Off The Record: TRR Workers’ Comp Surveillance
Aimee: So, I got a notification yesterday from one of the carriers that they had surveillance on a client. He was riding his motorcycle, he’s got a back injury. So …
Bill: That seems to be pretty common lately — people riding motorcycles and caught on video surveillance. Look, the carrier is allowed to do so surveillance. Of course, there are privacy limitations that have to be considered, but, for the most part, they are allowed to follow you and see what you’re doing. And, the problem is when someone is portrayed in a video doing things that are inconsistent with their claim for disability. In other words, if you have somebody who says, “Well, I can only lift my shoulder this high. Otherwise, I’m in total pain.” And, they have video surveillance of them swinging the golf club like Tiger Woods or John Daly. Or if someone who says, for example, that they have terrible knee problems and they have to extend their leg all the time when they’re sitting down and they can’t climb ladders, or they can’t climb stairs, and they have video surveillance of them skiing. Those are pretty extreme examples but they do happen.
Now, with the example of someone riding a motorcycle, you now, some people will argue with you that it’s actually therapeutic and it’s good for their back. I think you’re gonna have a hard time convincing most judges at the Workers Compensation Board that that’s the case. So, my advice to people is assume that you’re under surveillance, number one, and don’t do anything outlandish. You gotta live your life, right? But as I tell people, there’s a big difference between you wheeling your garbage pail down to the curb and carrying a bathtub down to the curb. There’s a big difference between you carrying a little shopping bag out of Target and wheeling sheetrock out of Home Depot. Quite frankly, if you can do these extraordinary things, you probably shouldn’t be on disability. You should be working. But a lot of it is just common sense.
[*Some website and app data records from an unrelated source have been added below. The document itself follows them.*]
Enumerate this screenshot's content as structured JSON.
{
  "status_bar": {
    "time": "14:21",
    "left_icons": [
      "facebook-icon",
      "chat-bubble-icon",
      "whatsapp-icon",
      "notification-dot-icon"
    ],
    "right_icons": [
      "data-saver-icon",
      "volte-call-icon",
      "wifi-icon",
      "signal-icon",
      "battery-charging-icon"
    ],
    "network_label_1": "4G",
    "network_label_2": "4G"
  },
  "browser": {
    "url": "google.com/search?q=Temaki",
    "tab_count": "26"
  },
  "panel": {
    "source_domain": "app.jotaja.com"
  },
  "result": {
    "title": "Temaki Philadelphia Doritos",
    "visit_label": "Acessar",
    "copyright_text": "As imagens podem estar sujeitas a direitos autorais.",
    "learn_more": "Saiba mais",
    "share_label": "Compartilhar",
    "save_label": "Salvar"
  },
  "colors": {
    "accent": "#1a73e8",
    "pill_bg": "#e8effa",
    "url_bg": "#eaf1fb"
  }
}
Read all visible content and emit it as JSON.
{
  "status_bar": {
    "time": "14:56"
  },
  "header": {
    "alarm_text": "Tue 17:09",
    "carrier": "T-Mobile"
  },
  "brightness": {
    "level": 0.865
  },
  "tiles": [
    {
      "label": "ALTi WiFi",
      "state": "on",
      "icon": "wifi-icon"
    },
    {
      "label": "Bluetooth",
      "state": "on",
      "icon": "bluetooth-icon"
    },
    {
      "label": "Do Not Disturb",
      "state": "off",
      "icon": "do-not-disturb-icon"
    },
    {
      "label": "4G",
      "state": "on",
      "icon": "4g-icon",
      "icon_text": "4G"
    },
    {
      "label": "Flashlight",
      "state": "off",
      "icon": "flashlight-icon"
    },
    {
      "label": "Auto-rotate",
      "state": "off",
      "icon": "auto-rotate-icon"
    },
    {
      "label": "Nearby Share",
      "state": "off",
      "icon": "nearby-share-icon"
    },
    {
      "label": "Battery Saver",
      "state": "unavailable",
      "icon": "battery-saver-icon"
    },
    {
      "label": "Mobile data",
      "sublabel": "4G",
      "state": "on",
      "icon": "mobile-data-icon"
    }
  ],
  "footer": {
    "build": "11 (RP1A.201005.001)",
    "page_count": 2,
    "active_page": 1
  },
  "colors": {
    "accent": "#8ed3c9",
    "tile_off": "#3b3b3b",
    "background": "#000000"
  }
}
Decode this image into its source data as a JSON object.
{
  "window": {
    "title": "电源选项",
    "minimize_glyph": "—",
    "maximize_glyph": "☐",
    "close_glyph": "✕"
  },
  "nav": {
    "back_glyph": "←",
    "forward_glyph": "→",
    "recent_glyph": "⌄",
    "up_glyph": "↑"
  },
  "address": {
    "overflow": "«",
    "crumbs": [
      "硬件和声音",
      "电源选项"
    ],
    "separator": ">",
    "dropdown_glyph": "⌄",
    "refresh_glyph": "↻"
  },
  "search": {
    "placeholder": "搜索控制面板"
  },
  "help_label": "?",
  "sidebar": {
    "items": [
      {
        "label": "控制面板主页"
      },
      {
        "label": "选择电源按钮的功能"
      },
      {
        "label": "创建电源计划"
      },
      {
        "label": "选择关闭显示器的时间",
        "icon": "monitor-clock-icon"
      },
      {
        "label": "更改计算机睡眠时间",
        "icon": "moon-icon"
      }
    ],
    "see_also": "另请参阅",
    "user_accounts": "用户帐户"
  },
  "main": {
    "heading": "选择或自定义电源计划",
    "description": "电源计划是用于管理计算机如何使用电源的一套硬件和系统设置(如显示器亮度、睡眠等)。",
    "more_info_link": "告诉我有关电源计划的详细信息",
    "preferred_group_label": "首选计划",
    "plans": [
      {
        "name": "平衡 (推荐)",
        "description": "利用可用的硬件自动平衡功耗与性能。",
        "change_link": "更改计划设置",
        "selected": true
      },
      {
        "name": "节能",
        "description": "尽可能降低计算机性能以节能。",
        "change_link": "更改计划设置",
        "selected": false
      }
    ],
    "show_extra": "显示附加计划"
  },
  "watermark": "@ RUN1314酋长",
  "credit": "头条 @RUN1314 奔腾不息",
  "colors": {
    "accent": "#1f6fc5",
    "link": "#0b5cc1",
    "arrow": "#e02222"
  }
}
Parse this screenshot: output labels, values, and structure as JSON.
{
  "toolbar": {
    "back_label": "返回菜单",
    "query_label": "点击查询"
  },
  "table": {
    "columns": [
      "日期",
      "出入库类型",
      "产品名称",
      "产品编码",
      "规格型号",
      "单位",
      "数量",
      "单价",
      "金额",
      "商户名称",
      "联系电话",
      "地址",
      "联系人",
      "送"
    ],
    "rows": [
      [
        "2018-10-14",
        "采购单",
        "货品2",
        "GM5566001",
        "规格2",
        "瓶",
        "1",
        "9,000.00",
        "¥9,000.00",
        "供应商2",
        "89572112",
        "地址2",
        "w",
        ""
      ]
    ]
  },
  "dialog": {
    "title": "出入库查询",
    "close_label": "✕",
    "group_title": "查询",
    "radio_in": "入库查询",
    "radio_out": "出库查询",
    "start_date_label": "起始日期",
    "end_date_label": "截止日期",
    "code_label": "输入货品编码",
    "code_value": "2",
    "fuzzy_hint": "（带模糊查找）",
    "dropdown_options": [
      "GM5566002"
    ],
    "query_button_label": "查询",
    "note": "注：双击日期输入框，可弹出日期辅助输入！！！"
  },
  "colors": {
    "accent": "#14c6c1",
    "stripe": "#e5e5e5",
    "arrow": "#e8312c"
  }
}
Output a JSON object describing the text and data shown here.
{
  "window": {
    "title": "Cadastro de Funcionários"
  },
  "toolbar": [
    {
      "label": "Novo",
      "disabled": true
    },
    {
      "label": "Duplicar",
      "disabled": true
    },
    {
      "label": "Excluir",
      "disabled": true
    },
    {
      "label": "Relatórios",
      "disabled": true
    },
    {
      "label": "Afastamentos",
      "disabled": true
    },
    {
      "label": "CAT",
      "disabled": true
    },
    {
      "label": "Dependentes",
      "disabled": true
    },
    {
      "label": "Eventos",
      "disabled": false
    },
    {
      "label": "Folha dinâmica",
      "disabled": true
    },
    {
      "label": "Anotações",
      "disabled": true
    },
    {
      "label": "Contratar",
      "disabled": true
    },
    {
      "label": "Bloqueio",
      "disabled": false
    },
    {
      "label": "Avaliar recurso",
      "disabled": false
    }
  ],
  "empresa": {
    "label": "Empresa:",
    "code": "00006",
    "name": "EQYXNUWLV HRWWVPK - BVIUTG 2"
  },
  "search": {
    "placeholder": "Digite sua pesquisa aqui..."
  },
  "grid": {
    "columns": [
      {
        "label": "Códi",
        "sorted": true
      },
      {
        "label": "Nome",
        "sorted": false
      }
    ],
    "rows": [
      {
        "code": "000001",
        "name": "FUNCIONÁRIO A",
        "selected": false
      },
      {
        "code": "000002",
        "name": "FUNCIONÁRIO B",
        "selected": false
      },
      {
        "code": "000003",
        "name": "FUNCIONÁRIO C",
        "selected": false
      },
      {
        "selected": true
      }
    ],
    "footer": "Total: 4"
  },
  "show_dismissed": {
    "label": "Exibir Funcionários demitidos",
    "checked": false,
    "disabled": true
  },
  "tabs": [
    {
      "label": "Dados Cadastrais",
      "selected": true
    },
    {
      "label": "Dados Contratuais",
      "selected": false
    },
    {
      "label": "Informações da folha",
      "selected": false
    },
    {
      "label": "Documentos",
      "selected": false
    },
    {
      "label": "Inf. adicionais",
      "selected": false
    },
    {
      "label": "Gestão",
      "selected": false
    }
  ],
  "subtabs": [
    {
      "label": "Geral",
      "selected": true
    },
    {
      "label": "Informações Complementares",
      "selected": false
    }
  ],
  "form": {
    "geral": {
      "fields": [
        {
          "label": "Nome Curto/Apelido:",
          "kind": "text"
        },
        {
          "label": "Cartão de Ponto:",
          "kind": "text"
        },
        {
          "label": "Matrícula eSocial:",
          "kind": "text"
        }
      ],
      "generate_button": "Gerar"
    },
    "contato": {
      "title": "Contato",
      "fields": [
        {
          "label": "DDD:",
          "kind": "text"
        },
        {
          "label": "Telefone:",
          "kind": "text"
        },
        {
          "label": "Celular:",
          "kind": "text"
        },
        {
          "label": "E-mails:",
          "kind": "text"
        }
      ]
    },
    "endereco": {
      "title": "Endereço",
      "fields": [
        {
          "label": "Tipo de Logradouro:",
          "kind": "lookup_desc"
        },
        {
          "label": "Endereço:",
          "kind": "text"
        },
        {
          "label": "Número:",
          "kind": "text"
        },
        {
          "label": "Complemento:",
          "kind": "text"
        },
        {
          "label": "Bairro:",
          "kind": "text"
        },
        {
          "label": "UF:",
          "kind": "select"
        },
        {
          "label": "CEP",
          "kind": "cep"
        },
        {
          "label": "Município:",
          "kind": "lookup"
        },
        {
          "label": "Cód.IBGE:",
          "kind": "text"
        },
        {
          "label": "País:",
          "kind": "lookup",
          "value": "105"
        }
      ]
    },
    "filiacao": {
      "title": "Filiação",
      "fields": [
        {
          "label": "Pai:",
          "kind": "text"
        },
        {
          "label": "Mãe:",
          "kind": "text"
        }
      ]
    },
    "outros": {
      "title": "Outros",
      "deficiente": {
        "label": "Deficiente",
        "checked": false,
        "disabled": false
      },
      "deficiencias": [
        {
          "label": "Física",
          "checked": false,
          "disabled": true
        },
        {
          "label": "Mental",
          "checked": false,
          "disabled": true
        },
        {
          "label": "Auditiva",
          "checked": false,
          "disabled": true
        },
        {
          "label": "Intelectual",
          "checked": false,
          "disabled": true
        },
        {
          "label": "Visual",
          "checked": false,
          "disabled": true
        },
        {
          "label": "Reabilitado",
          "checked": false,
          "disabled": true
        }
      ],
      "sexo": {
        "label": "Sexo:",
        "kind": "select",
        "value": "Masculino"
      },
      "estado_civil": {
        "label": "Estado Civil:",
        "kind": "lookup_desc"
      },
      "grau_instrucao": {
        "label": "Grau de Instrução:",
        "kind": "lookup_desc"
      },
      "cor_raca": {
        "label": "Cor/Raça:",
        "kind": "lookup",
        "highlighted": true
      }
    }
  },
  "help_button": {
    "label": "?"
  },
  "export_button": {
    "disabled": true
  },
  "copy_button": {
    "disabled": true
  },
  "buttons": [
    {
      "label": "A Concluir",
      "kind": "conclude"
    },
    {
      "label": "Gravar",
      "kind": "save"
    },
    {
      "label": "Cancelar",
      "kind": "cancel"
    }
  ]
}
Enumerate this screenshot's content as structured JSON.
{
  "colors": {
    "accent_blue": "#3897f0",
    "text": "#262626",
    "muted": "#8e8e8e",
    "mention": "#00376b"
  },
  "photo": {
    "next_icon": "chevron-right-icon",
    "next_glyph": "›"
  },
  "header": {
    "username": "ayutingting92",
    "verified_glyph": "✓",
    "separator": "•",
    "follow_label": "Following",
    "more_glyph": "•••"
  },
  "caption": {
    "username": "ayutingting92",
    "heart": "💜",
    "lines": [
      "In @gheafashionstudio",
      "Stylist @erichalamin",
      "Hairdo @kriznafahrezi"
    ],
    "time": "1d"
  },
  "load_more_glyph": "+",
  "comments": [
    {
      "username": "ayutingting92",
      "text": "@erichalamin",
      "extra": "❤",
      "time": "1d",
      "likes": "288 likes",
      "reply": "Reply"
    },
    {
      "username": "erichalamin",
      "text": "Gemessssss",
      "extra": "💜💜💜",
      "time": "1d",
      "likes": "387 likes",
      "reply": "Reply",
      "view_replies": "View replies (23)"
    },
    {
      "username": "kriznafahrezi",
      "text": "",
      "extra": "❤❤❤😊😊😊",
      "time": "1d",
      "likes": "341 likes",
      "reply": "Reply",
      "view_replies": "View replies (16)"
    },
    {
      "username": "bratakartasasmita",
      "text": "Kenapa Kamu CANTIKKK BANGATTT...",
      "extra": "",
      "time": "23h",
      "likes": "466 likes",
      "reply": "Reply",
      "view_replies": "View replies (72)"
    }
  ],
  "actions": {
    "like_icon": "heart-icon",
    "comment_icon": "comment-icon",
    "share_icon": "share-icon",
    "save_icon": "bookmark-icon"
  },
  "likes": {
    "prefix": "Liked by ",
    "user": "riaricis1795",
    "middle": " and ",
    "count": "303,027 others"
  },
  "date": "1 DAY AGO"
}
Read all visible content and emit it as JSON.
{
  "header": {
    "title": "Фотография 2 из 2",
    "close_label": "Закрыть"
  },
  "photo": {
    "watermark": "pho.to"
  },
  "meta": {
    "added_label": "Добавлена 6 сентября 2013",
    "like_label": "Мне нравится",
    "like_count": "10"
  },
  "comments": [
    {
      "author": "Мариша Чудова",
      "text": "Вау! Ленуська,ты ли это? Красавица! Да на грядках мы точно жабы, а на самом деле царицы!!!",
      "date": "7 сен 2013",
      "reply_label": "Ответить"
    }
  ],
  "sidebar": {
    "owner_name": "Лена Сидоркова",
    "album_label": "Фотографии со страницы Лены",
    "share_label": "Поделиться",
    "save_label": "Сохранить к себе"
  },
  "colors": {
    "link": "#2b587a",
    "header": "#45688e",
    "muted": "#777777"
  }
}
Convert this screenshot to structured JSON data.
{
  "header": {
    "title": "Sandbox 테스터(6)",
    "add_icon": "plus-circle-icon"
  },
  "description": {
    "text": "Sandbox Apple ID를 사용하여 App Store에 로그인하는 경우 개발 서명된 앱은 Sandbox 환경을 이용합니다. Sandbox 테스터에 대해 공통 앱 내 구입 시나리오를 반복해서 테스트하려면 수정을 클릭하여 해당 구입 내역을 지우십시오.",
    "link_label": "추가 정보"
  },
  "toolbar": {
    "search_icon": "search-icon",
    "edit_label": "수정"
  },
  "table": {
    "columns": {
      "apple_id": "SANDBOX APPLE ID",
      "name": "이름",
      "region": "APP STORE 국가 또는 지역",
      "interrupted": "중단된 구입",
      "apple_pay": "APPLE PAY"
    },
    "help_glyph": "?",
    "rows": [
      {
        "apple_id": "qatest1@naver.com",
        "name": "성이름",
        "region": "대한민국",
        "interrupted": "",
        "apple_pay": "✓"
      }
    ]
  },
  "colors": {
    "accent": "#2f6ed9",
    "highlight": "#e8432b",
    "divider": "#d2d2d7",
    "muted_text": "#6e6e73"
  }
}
Aimee: Common sense. But some days, you do feel better than others. But I tell people, just be cautious and try and, like you said, you have to live your life but you also have to be cognizant of what you’re doing and not doing, you know, that’s not consistent with an injury.